Genome size 12.6 Mb
Number of chromosomes 8 pairs
Year of completion 2002

The L. kluyveri genome was originally sequenced in 2002 to approximately 3.5× whole genome shotgun (WGS) coverage.[7]

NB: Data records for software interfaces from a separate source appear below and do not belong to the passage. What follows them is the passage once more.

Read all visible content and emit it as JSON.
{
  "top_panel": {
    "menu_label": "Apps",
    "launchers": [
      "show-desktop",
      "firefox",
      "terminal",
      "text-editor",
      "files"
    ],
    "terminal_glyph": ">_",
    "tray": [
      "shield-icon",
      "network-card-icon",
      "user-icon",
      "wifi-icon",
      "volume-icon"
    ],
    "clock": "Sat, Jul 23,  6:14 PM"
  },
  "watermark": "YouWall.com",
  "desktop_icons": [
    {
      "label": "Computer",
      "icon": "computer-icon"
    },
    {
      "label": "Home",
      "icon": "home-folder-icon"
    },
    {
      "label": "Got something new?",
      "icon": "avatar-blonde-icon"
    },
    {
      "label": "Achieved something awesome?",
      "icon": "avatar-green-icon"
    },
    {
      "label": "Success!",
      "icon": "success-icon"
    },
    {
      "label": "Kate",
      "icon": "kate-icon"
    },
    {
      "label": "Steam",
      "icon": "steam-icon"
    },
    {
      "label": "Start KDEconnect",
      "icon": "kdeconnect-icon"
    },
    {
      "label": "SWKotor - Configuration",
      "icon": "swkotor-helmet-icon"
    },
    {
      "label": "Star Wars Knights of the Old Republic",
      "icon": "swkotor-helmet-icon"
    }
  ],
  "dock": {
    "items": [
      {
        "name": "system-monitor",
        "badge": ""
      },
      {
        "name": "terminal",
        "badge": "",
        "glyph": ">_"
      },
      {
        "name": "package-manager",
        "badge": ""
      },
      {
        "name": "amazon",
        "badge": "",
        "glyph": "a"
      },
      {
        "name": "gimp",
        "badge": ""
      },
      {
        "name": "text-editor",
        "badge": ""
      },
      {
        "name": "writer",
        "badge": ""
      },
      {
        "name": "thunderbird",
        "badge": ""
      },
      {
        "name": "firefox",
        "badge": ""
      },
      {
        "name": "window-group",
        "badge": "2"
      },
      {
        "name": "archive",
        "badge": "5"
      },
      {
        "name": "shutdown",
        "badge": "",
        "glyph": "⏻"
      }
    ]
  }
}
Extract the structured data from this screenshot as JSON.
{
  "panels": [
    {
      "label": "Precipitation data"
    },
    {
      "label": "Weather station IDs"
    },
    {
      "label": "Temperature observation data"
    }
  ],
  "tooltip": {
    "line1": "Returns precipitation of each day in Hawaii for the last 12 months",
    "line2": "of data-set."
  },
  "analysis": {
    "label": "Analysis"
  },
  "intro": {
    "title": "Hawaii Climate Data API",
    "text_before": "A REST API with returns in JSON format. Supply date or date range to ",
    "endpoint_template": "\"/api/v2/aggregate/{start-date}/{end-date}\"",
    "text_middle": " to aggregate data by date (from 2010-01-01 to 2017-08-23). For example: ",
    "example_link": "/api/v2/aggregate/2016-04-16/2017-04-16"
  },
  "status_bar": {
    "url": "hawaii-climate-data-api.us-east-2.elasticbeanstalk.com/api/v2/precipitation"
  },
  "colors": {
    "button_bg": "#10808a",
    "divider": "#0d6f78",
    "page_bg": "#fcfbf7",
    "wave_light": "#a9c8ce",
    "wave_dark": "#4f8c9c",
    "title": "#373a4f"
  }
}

  1. ^ Phaff, H. J.; Miller, M. W.; Shifrine, M. (1956). "The taxonomy of yeasts isolated from Drosophila in the Yosemite region of California". Antonie van Leeuwenhoek. 22 (2): 145–61. doi:10.1007/BF02538322. PMID 13340701.
  2. ^ Miller, M. W.; Phaff, H. J.; Snyder, H. E. (1962). "On the occurrence of various species of yeast in nature". Mycopathologia et Mycologia Applicata. 16: 1. doi:10.1007/BF02136176.
  3. ^ Capriotti, Augusto (1958). "Saccharomyces smittii nov. Spec. A new yeast isolated from Dutch, Italian and Swedish soils". Antonie van Leeuwenhoek. 24: 215. doi:10.1007/BF02548448.
  4. ^ Wojtatowicz, M; Chrzanowska, J; Juszczyk, P; Skiba, A; Gdula, A (2001). "Identification and biochemical characteristics of yeast microflora of Rokpol cheese". International Journal of Food Microbiology. 69 (1–2): 135–40. doi:10.1016/S0168-1605(01)00582-7. PMID 11589552.
  5. ^ Pynka, M; Wnuk, A; Bander, D; Syczewska, M; Boroń, A; Prost, B; Wrzecion, S (1998). "Disseminated infection with Saccharomyces kluyveri in a patient with AIDS". Infection. 26 (3): 184–6. doi:10.1007/bf02771850. PMID 9646114.
  6. ^ Kurtzman, CP (2003). "Phylogenetic circumscription of Saccharomyces, Kluyveromyces and other members of the Saccharomycetaceae, and the proposal of the new genera Lachancea, Nakaseomyces, Naumovia, Vanderwaltozyma and Zygotorulaspora". FEMS Yeast Research. 4 (3): 233–45. doi:10.1016/S1567-1356(03)00175-2. PMID 14654427.
  7. ^ a b S.kluyveri Genome sequencing project

External links[edit]